» The task:
Where a line of the listing below includes the word "name", reproduce that line.

» Dataset records:
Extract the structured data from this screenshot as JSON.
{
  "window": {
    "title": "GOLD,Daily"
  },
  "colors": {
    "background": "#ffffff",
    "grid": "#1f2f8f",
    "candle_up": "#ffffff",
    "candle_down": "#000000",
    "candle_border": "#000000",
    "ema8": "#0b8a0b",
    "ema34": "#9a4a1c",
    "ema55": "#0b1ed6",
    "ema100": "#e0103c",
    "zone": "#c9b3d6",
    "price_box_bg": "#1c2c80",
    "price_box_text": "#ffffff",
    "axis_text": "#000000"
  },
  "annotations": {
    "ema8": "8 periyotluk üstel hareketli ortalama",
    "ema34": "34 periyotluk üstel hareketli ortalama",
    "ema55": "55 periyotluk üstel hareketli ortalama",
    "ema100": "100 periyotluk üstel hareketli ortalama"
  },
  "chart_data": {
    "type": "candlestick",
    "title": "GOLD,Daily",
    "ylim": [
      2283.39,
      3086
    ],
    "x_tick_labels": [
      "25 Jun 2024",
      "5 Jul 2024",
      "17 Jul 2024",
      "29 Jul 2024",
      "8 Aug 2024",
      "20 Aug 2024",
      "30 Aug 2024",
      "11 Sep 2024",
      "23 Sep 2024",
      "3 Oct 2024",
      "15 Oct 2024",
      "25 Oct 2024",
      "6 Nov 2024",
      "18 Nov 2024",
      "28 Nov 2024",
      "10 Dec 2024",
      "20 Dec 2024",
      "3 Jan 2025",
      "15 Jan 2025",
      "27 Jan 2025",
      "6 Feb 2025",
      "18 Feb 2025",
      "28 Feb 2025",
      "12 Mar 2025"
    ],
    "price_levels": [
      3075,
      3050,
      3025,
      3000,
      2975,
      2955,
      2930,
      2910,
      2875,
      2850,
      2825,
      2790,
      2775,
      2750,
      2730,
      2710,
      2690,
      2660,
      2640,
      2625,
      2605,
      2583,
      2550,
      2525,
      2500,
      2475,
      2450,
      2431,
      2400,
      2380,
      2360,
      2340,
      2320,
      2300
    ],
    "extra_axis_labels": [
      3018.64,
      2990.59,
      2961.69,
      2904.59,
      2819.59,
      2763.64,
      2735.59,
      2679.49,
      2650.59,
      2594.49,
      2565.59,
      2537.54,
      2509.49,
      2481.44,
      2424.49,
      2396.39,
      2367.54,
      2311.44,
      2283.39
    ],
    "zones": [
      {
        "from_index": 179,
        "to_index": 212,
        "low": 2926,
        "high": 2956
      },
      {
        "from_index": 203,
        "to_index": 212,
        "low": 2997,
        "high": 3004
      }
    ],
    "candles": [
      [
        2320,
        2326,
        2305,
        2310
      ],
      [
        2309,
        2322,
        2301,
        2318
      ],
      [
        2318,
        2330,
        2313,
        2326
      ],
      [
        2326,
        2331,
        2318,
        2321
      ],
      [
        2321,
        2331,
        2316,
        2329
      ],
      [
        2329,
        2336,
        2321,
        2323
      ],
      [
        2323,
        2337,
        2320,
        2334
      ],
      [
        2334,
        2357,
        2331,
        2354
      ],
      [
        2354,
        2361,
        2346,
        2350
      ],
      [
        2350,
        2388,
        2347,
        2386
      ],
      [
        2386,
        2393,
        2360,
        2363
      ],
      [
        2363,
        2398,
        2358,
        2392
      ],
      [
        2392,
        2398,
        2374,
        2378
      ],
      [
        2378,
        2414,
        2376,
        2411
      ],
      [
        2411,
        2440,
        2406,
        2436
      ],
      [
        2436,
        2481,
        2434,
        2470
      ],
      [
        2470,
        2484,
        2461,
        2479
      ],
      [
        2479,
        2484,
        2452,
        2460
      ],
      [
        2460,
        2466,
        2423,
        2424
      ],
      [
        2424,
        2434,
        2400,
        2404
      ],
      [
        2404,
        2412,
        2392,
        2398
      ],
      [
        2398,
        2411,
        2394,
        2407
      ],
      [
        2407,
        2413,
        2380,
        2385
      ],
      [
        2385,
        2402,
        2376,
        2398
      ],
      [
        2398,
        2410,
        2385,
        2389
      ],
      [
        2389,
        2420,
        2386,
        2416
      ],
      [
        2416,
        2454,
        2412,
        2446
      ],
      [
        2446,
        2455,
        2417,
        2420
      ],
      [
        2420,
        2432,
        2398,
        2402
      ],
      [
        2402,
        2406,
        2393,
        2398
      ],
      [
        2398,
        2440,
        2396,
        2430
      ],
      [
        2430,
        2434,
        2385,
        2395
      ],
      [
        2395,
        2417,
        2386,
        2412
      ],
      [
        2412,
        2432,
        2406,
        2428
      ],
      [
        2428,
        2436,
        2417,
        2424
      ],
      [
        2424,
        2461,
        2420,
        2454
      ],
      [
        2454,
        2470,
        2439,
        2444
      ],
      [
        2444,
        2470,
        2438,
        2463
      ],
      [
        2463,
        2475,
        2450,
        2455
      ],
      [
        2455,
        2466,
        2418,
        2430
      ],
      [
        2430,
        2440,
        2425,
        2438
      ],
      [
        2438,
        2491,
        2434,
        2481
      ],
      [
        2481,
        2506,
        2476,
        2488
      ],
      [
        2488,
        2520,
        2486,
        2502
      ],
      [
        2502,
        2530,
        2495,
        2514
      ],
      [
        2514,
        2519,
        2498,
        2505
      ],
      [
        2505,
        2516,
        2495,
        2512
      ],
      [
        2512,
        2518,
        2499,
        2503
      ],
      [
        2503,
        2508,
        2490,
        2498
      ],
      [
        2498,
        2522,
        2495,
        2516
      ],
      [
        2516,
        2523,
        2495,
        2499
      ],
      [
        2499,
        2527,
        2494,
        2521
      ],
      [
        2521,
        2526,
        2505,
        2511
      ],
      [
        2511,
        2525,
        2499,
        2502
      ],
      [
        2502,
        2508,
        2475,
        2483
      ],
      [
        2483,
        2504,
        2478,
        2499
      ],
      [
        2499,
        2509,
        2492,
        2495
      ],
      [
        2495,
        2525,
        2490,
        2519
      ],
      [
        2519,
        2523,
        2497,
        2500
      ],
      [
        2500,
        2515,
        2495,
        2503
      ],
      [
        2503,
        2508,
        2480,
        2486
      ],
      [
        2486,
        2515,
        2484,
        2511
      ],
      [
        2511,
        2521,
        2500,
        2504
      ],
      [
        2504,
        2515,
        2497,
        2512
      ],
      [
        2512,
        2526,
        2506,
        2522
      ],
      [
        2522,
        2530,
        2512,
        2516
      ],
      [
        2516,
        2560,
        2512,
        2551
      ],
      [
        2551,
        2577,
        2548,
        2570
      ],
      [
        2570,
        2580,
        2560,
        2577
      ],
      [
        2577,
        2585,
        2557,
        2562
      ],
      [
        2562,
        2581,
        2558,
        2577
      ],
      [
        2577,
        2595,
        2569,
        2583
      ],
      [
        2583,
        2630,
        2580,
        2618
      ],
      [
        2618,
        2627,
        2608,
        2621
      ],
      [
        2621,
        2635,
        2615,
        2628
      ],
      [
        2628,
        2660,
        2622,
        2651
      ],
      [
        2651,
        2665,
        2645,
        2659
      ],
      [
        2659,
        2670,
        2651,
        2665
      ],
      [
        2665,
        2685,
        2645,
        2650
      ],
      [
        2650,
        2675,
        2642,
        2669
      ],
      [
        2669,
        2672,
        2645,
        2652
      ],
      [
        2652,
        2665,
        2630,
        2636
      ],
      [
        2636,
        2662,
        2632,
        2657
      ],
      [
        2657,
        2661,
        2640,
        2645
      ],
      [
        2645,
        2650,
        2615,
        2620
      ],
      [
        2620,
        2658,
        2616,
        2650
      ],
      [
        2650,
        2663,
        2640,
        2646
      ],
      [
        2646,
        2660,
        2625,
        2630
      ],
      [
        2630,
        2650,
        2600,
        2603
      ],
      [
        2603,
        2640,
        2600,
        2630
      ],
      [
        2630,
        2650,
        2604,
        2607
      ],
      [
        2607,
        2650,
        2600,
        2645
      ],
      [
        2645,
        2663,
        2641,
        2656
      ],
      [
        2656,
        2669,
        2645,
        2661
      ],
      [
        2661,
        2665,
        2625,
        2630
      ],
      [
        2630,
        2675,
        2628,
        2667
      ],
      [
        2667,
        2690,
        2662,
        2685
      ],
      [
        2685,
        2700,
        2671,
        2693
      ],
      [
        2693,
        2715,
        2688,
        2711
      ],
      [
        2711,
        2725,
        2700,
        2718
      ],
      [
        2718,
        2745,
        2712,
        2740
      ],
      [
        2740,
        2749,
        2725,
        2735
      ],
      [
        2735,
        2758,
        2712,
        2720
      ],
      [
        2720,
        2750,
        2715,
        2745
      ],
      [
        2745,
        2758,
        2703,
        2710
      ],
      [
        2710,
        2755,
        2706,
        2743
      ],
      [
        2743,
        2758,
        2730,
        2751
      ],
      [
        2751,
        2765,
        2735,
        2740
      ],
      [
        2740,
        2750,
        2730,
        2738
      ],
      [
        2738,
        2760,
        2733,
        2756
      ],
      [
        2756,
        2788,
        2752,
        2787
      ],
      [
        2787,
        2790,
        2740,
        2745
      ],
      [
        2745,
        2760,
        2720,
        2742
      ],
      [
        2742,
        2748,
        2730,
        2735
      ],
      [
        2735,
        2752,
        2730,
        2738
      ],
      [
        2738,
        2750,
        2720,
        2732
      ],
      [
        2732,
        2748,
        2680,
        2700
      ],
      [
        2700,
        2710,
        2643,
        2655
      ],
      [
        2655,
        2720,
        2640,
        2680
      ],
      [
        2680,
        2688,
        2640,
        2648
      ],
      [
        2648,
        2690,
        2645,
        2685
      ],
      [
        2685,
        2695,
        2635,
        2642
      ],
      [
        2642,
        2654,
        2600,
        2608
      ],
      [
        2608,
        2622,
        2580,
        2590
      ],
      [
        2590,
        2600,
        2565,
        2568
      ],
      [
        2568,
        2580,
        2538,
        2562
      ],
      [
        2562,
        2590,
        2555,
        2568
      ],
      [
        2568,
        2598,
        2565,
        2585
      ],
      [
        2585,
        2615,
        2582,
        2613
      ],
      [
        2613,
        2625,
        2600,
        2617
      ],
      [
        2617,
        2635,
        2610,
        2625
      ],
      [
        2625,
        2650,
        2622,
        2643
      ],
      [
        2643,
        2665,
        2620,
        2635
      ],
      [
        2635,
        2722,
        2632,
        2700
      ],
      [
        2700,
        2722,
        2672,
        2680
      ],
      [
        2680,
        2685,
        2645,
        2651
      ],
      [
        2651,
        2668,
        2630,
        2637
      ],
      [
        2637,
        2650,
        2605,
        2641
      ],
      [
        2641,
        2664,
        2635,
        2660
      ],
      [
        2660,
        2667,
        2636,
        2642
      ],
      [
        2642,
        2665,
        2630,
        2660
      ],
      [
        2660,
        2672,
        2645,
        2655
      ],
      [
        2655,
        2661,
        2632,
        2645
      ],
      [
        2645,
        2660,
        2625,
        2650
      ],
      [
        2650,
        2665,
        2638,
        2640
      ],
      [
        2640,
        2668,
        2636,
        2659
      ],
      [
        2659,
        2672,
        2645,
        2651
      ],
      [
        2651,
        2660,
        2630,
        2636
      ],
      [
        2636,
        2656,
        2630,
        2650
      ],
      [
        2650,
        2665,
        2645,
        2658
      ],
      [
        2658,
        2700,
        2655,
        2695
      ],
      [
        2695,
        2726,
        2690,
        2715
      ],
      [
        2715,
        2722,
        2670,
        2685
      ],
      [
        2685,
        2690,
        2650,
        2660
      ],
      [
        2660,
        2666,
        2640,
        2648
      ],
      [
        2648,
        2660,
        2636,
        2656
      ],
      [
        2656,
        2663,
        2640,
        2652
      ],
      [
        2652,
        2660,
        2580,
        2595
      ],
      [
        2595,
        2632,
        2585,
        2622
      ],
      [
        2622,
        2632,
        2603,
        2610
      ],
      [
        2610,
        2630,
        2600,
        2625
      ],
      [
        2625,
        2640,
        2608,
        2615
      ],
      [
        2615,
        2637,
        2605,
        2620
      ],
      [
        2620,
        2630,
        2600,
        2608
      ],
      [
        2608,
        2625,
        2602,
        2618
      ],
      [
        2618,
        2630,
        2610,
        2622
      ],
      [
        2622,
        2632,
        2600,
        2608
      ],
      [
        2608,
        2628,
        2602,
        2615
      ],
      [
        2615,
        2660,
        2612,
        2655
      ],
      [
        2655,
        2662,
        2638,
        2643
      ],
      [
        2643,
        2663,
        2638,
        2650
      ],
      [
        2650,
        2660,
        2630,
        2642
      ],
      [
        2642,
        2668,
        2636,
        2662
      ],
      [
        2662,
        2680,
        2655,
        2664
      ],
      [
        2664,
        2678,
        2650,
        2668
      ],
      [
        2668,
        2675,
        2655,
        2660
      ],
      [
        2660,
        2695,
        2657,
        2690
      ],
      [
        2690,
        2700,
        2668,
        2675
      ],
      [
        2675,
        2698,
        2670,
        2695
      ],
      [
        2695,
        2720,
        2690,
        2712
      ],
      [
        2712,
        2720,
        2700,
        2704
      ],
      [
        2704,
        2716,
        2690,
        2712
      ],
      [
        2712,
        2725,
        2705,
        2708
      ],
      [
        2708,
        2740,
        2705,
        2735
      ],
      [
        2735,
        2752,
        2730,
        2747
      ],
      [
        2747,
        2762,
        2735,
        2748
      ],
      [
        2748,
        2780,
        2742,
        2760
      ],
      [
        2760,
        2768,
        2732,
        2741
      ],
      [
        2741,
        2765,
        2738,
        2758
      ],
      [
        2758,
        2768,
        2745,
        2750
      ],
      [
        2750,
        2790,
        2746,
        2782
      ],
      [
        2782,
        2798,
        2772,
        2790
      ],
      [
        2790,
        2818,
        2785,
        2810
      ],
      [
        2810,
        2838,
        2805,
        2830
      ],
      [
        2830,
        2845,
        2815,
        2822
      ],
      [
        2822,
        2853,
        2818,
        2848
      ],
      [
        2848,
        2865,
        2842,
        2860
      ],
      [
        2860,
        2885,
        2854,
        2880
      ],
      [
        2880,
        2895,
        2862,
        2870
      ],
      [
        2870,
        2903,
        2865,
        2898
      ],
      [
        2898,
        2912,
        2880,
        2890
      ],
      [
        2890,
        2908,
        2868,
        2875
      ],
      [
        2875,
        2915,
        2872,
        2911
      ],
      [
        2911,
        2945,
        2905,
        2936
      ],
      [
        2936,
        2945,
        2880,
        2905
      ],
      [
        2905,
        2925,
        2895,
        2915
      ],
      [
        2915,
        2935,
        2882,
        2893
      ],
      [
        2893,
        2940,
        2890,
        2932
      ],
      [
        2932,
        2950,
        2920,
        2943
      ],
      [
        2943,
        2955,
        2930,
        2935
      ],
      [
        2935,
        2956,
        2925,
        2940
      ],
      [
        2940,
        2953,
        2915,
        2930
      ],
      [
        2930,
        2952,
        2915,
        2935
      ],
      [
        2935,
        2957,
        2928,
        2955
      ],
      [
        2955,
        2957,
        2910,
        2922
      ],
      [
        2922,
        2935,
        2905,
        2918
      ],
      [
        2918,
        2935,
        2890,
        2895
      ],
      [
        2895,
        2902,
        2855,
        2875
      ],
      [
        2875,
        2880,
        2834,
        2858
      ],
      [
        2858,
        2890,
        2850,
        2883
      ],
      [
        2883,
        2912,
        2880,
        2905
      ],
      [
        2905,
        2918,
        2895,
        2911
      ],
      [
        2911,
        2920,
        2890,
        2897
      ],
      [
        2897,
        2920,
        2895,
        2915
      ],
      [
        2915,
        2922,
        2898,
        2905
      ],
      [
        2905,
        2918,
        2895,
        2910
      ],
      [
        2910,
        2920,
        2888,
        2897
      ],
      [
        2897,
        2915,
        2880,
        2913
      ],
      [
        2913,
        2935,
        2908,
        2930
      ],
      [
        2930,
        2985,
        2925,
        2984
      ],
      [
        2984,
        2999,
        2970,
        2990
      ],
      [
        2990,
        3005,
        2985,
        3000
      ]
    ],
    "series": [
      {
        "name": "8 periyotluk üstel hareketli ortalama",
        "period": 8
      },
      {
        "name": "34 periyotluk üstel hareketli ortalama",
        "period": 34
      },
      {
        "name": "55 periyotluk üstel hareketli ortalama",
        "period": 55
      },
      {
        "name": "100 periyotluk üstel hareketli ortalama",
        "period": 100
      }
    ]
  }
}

» Task output:
        "name": "8 periyotluk üstel hareketli ortalama",
        "name": "34 periyotluk üstel hareketli ortalama",
        "name": "55 periyotluk üstel hareketli ortalama",
        "name": "100 periyotluk üstel hareketli ortalama",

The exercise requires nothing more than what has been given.